*** Opening Provided data ***

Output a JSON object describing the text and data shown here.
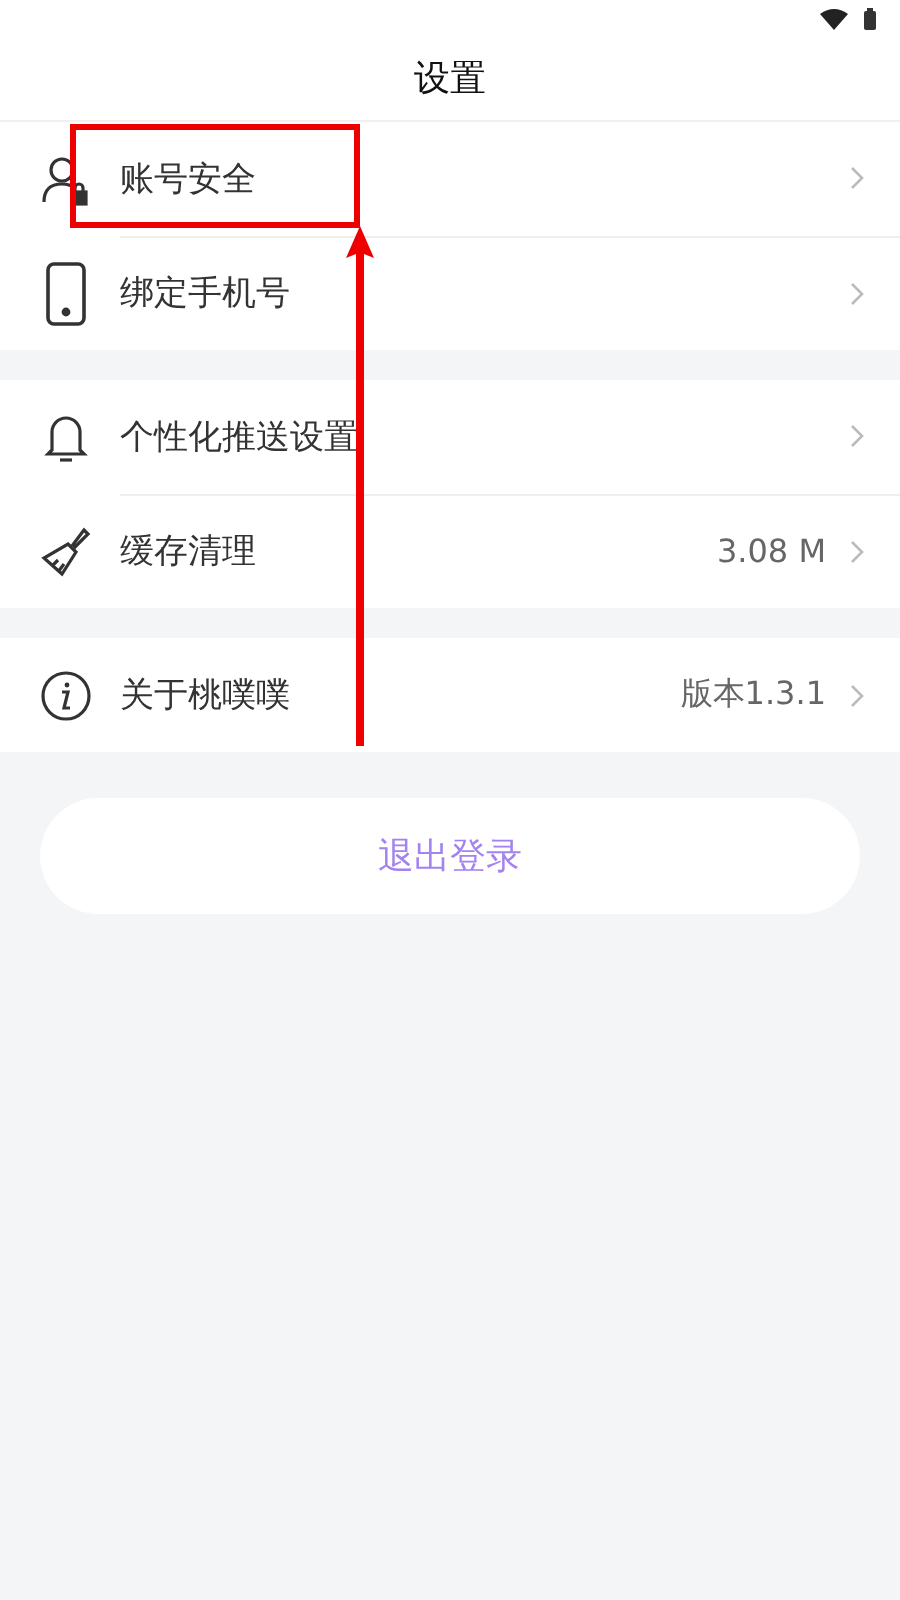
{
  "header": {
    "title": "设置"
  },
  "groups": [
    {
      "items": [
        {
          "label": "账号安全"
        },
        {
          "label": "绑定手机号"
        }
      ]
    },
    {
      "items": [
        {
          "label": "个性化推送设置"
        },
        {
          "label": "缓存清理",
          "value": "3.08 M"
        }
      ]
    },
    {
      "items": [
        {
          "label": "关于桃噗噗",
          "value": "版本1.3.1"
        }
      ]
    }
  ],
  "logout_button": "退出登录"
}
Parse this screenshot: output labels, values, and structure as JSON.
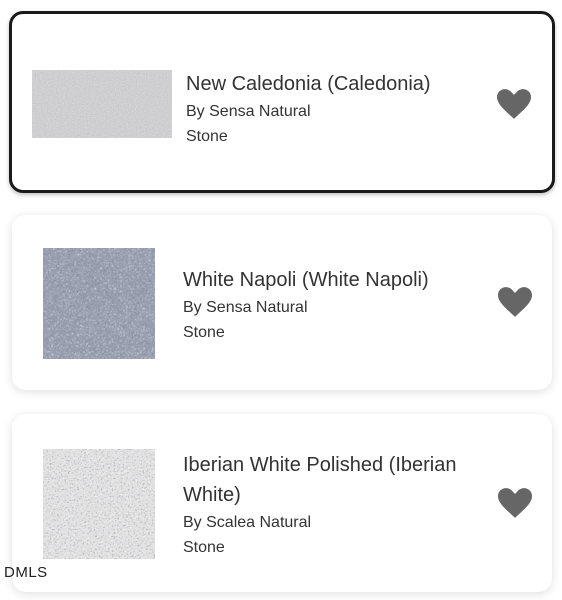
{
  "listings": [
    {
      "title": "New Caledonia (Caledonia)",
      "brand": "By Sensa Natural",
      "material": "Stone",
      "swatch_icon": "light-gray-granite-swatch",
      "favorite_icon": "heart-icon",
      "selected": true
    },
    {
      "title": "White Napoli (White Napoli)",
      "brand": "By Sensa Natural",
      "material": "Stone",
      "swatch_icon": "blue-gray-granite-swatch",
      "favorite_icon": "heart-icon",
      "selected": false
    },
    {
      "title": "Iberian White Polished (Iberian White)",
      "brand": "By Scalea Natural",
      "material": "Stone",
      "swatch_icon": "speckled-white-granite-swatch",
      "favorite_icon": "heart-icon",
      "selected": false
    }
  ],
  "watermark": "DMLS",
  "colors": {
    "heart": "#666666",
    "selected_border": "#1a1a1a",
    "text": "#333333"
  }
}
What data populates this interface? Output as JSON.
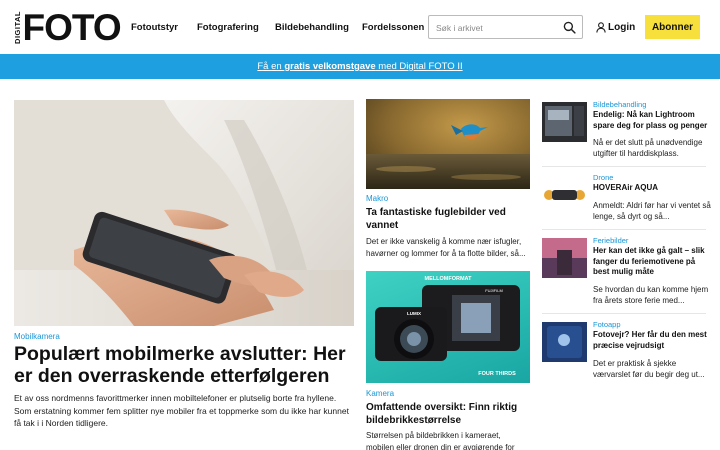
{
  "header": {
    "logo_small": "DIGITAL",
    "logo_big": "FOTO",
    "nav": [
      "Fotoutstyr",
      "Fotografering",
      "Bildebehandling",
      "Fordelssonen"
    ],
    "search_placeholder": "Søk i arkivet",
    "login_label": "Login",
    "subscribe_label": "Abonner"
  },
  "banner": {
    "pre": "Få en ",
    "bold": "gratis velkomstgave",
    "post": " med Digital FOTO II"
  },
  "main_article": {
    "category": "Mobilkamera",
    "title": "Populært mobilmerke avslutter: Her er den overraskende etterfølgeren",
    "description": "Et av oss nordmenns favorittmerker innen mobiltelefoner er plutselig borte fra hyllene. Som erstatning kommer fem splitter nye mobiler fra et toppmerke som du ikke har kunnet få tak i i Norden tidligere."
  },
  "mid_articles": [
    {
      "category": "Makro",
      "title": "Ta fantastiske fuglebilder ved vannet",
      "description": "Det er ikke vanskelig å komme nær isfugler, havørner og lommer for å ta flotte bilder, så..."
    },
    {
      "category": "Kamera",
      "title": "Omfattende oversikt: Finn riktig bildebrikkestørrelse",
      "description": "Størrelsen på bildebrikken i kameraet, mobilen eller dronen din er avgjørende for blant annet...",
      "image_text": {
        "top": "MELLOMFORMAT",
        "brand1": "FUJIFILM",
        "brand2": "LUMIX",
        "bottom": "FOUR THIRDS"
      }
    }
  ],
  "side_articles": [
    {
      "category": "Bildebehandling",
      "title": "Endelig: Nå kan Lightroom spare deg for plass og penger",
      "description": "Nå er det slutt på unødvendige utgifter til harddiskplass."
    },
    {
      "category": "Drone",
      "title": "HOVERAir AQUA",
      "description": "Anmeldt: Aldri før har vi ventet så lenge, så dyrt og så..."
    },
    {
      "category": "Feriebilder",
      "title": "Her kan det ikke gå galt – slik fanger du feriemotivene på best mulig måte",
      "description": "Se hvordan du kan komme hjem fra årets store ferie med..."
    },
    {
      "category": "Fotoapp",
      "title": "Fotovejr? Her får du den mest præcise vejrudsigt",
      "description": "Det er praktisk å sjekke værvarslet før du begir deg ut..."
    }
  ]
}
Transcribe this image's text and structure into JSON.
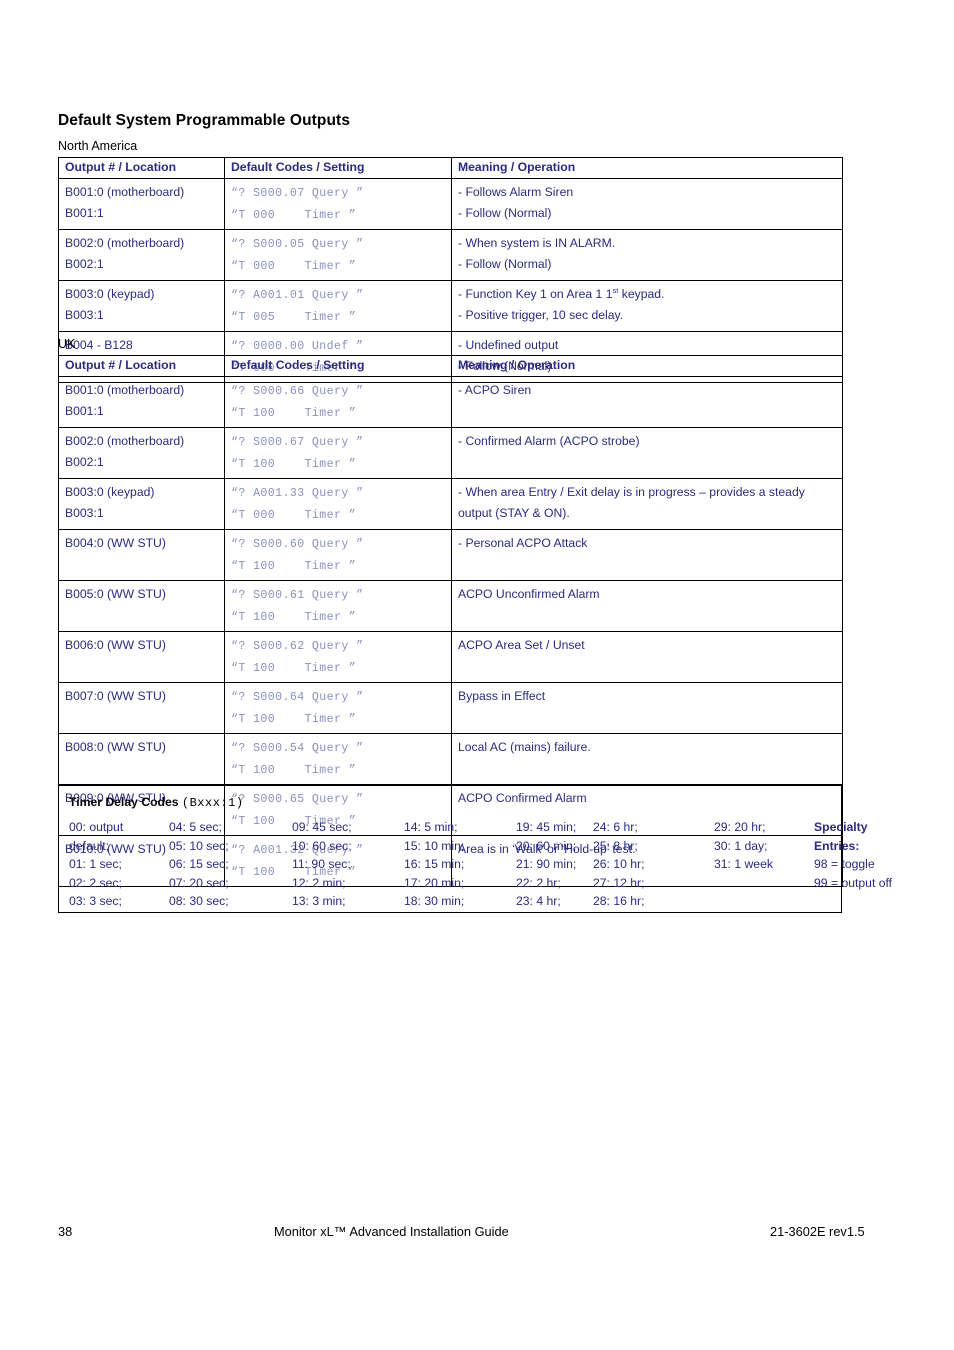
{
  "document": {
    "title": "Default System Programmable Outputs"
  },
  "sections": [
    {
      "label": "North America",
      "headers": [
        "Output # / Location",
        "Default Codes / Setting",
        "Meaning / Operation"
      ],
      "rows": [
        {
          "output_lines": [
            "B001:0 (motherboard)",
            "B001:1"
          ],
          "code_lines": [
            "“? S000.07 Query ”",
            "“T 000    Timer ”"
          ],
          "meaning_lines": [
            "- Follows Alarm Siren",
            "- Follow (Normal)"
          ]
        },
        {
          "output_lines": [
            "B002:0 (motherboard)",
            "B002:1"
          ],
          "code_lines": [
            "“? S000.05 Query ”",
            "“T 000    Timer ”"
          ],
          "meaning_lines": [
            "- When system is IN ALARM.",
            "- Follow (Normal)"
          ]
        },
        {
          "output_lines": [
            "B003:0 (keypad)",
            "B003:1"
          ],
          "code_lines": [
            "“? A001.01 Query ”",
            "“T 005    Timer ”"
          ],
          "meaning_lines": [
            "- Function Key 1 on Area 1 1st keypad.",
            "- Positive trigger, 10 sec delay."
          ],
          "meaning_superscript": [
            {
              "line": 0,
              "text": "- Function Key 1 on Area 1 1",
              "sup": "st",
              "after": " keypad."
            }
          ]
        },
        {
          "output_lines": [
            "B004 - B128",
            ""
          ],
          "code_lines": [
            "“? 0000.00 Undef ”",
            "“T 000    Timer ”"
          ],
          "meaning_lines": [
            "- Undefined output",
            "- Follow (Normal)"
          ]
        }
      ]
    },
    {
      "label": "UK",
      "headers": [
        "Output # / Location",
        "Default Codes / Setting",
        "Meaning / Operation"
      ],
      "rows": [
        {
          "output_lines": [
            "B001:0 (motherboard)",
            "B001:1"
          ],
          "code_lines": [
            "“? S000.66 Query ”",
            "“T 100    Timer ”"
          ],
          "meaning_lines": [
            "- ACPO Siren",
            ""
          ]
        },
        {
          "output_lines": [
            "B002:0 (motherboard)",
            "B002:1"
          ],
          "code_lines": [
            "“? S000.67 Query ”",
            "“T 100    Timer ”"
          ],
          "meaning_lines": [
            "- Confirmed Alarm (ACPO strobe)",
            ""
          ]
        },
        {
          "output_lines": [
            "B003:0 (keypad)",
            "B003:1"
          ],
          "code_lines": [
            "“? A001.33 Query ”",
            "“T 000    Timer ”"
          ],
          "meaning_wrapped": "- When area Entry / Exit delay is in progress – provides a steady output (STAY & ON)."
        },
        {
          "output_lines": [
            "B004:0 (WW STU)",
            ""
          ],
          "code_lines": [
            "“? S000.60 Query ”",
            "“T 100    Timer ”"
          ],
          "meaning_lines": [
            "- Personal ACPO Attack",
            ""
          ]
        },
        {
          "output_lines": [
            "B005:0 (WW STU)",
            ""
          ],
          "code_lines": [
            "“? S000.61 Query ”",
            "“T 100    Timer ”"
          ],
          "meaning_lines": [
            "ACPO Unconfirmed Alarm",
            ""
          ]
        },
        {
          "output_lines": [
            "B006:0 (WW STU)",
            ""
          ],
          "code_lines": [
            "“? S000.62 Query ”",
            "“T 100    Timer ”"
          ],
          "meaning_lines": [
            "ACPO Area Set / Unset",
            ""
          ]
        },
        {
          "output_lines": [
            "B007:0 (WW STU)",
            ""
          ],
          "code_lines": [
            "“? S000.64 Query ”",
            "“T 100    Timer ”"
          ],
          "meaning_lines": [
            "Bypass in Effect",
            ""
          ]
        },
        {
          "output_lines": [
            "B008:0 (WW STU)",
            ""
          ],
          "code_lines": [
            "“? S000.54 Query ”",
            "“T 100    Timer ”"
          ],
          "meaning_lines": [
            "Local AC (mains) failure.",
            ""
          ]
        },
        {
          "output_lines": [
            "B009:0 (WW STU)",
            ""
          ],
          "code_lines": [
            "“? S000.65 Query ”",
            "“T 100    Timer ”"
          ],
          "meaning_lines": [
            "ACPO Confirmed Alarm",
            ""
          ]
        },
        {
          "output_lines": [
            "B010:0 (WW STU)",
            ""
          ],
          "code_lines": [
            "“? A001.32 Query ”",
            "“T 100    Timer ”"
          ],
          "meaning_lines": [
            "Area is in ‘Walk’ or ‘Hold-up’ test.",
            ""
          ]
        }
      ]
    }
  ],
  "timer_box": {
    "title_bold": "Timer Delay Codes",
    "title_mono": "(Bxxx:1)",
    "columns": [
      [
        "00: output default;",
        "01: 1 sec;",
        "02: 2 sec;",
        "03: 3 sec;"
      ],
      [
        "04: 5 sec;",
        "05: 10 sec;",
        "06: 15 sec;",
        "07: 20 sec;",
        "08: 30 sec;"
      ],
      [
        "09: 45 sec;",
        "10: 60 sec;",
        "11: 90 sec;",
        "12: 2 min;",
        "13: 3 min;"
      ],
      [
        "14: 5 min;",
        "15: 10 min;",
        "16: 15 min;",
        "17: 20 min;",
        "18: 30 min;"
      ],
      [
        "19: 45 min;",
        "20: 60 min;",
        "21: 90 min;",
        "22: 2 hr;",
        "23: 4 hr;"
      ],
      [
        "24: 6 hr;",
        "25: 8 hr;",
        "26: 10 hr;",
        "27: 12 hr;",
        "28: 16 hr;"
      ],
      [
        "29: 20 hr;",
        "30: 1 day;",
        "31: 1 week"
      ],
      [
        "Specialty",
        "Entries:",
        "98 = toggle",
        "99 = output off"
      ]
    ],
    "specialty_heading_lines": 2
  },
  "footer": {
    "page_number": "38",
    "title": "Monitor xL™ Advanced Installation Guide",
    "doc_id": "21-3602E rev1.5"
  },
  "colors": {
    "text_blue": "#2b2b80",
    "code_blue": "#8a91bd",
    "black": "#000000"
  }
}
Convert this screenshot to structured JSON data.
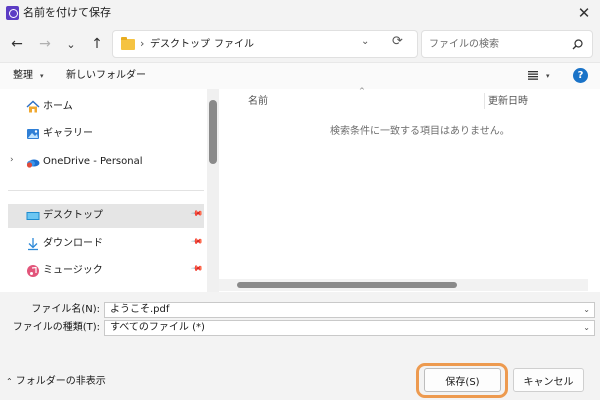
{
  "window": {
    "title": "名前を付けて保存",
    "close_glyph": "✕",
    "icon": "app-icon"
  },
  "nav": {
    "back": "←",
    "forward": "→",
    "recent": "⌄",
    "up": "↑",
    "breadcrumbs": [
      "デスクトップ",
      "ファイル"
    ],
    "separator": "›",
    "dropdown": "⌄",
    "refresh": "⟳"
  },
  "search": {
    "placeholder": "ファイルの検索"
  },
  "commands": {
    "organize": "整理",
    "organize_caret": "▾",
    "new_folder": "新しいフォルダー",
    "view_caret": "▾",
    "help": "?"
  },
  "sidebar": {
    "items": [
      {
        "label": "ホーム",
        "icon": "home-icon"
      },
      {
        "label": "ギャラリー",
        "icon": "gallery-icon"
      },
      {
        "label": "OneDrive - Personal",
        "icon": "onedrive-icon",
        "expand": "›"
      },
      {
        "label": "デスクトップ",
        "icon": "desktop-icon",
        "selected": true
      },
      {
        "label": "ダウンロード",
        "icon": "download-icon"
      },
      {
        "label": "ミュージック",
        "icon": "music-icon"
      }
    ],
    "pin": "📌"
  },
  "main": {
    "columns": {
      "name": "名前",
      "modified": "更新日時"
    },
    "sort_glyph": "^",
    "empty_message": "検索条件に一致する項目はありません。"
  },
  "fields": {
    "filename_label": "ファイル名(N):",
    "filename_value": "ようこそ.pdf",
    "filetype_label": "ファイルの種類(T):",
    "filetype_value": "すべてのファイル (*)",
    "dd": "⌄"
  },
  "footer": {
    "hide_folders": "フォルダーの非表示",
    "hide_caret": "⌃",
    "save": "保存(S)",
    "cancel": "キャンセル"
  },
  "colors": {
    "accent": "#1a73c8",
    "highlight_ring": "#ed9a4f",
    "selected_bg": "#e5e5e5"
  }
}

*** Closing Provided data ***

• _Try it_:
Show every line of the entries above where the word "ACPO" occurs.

• _Response area_:
            "- ACPO Siren",
            "- Confirmed Alarm (ACPO strobe)",
            "- Personal ACPO Attack",
            "ACPO Unconfirmed Alarm",
            "ACPO Area Set / Unset",
            "ACPO Confirmed Alarm",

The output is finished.